▸ Task directions:
Go through the data and report each line that holds the string "views".

(Saved entries)
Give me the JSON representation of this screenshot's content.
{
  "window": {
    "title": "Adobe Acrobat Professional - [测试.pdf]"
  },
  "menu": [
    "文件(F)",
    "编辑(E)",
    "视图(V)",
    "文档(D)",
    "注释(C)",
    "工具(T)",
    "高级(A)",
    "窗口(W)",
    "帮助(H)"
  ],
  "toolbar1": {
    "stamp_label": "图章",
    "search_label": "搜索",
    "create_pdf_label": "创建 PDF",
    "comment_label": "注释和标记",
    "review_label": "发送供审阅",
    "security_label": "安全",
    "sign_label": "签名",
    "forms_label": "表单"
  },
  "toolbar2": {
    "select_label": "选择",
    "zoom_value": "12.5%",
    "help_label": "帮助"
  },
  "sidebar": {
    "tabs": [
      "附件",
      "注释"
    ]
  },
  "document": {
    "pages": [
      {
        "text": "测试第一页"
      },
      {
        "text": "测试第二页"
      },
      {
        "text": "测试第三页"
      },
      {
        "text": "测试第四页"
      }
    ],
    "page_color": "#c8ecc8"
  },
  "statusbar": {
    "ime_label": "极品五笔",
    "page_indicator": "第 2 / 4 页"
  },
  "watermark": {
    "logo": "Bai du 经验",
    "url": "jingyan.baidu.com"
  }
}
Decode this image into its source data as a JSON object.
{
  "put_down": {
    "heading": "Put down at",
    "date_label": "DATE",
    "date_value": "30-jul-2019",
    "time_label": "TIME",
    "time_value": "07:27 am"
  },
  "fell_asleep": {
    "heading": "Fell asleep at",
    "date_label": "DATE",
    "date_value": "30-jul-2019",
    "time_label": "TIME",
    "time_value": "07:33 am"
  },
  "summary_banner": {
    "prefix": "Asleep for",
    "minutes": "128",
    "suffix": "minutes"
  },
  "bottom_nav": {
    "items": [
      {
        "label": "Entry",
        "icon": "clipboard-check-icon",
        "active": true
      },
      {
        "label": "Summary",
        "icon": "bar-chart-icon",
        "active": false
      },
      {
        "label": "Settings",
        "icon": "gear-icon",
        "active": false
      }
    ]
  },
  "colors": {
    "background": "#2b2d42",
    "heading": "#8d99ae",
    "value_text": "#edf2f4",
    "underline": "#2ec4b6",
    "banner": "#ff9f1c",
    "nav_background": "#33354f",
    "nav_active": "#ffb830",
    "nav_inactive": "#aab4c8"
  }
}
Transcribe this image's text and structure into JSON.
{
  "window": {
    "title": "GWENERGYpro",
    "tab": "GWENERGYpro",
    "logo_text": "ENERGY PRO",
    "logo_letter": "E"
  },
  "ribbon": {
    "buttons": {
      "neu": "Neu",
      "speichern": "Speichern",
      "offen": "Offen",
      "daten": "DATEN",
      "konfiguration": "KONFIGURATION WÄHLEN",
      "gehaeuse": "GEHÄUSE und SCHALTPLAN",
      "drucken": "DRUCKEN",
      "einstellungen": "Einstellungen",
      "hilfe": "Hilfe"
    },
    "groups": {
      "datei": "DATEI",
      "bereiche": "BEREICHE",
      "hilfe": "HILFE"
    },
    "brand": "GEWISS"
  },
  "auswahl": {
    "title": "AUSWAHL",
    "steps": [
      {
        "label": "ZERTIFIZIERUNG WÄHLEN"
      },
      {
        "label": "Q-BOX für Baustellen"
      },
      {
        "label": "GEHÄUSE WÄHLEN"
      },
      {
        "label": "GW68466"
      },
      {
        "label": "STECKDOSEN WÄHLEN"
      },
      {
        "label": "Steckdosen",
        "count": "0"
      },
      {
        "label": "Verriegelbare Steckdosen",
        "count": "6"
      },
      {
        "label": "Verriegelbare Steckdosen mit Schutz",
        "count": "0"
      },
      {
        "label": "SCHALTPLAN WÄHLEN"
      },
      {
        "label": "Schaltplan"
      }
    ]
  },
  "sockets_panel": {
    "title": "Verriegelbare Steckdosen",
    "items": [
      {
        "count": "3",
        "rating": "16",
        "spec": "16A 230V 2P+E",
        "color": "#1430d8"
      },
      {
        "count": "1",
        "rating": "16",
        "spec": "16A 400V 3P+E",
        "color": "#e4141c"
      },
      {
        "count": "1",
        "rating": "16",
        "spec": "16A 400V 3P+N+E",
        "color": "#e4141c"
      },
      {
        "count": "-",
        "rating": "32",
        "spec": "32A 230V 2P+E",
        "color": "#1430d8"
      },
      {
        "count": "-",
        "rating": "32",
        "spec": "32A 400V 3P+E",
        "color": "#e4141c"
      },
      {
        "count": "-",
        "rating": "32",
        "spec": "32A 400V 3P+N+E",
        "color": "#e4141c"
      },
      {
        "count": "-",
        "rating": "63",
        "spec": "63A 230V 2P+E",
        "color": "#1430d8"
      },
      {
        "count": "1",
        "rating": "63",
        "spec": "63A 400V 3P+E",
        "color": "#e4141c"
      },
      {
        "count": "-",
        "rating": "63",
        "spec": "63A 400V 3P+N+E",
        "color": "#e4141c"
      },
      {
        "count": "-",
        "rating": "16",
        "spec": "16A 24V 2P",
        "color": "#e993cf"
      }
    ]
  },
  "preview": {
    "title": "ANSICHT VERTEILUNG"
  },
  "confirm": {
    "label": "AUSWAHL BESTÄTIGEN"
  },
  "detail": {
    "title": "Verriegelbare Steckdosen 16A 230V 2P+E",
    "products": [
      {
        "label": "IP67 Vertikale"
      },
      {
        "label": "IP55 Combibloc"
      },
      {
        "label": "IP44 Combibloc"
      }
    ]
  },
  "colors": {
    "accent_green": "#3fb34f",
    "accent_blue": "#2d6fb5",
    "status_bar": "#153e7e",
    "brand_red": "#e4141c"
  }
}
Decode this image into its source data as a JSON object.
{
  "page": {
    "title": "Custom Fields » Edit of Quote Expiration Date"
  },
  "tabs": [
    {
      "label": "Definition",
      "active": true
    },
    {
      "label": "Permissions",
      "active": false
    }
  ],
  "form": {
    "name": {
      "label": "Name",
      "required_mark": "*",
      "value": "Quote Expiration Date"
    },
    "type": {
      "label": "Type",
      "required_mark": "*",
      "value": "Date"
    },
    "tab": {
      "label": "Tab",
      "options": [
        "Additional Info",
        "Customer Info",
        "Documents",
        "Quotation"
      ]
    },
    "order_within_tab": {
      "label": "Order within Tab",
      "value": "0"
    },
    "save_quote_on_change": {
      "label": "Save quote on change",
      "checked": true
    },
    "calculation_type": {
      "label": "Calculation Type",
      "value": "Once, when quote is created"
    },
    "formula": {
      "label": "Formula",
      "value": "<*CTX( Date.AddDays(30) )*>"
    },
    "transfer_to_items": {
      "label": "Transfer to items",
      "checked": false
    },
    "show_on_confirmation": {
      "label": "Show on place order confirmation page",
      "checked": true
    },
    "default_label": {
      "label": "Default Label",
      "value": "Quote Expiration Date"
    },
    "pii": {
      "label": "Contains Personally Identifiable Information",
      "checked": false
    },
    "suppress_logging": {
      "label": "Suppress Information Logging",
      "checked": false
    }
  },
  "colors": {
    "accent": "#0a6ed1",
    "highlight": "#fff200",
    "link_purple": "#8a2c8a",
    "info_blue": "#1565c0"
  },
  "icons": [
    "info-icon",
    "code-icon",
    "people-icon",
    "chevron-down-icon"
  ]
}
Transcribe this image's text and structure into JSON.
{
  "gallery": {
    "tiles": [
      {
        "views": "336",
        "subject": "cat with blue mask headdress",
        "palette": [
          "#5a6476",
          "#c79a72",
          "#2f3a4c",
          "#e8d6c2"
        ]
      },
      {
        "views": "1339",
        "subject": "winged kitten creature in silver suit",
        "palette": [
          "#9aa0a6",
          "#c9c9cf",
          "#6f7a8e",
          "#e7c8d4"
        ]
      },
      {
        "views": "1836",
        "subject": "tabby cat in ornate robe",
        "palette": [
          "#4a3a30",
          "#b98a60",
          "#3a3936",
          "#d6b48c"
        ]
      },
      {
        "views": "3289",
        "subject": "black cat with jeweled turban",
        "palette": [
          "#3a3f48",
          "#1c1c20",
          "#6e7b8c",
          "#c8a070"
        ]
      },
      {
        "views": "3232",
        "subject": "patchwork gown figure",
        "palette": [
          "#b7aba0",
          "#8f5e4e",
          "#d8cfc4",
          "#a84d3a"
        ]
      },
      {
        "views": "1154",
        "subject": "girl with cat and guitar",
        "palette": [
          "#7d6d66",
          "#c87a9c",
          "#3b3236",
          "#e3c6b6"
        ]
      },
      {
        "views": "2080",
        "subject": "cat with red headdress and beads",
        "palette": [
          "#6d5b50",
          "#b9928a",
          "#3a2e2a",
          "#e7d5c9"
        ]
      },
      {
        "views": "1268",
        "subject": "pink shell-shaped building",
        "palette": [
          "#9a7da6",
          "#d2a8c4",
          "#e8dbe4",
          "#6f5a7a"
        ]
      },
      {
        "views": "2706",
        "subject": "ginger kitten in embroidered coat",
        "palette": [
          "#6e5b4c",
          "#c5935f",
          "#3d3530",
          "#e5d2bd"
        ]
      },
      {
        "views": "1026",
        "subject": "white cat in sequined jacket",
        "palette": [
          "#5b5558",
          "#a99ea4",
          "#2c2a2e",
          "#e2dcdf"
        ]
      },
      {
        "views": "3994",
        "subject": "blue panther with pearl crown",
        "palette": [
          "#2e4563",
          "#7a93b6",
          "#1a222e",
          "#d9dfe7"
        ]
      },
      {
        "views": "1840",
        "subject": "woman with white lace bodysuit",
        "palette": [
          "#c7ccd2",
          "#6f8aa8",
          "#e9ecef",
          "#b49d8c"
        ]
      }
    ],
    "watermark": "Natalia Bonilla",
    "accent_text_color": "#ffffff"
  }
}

▸ Solution for this exercise:
        "views": "336",
        "views": "1339",
        "views": "1836",
        "views": "3289",
        "views": "3232",
        "views": "1154",
        "views": "2080",
        "views": "1268",
        "views": "2706",
        "views": "1026",
        "views": "3994",
        "views": "1840",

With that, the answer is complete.